The second step of a go-to-market strategy analysis is understanding your competitors’ key marketing initiatives or programs. Capture both the number of initiatives such as events, discounts/promos, webinars, etc., as well as the theme/motive behind these initiatives. Add other useful insights such as “Who is the target audience for these campaigns?”, here. 

The third step of the go-to-market strategy analysis is a sales channels comparison, where you compare details around sales channels followed, number and names of sales partners, type/ geography of partner, , recent GTM initiatives , etc. Make sure to identify the competitors’ primary sales channel, e.g. online marketplace, partners, resellers, etc. 

Finally, collate all this information to understand the key competitors’ positioning and marketing channels, efforts in direct comparison with your company, as well as observed opportunities and threats imposed by them.

5. Strategic Roadmap

The final phase of a competitive analysis is the strategic roadmap analysis of your company vs. your competitors. This will include information about strategic steps including M&A,

product enhancements, launches, geo-focus, etc., plus a brief commentary on how these initiatives are rendering results/ impacting the growth of the company. Important points are the company’s focus areas and objectives, their key strategies and initiatives, and their future focus. 

Here’s a free competitive analysis template crafted by experts at Contify, to make things easier for you. All you have to do is just fill in information and your competitive analysis is ready! 

How to leverage the insights gleaned from a competitive analysis?

A competitive analysis is only useful if you know how to glean insights from it. Insights that will help empower your organization across sales, marketing, product development, the C-suite, in order to effectively differentiate your product or service. Here’s some tips:

1. Establish key takeaways for every insight

As an example, during your competitor analysis, let’s say you find out that your competitor XYZ has a really strong customer support team, and they highlight this heavily in their positioning. This information in itself, isn’t useful. Now, you dig deeper and find out that the ease of use of their product is really bad. Connect these two pieces together, and you have a key takeaway. They’re doubling down on customer support because they know their ease of use is abysmal. This key takeaway can be used by your sales teams in future conversations with a prospect. 

2. Distribute and centralize key takeaways

Unless you ensure that the right information gets in front of the right people in a timely manner, it’s pretty much useless. Sure, you could distribute this information to key stakeholders using emails or in meetings, but insights can easily get lost in emails. This is especially true for key stakeholders who receive a ton of emails everyday. As for meetings, what’s the last time you remember you actually used a piece of information discussed in a meeting? 

Which is why, it is a good idea to centralize key insights from your competitive analysis, and create a single source of truth that your colleagues can access whenever necessary. A competitive intelligence software can be a handy tool to do that, and can even distribute said insights in various formats such as alerts, reports or newsletters, depending on the preference of the stakeholders. 

3. Act on the key takeaways

Even when you’ve listed key takeaways in your competitive analysis, sometimes the stakeholders may not know what to do with them.
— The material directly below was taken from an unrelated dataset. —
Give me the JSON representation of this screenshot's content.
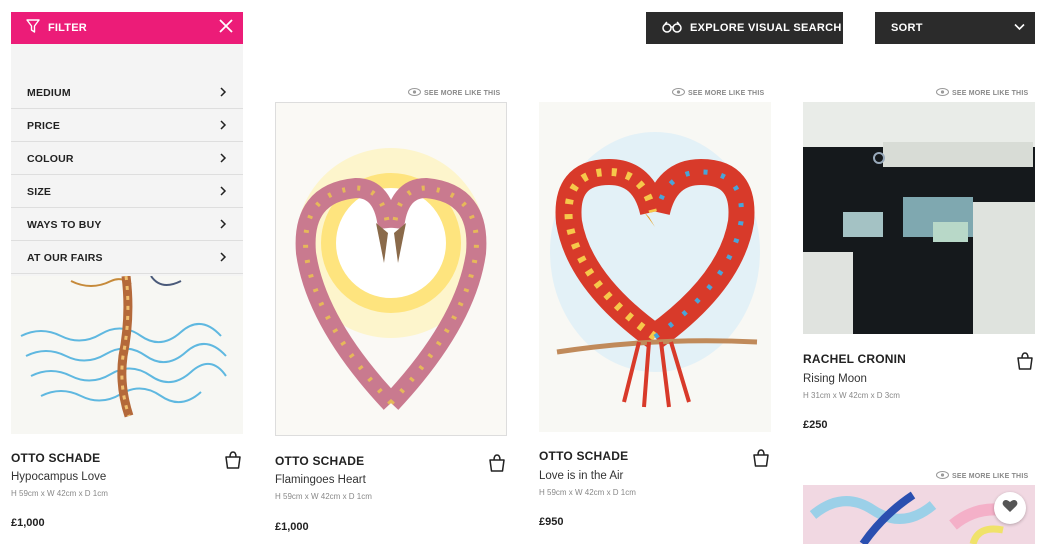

Key stakeholders in an organization are fairly busy people, which is why it is a good idea to suggest action items along with key takeaways. For example, “…there is whitespace in our competitor’s content marketing, let’s capitalize on that by writing content on this topic they’ve missed.”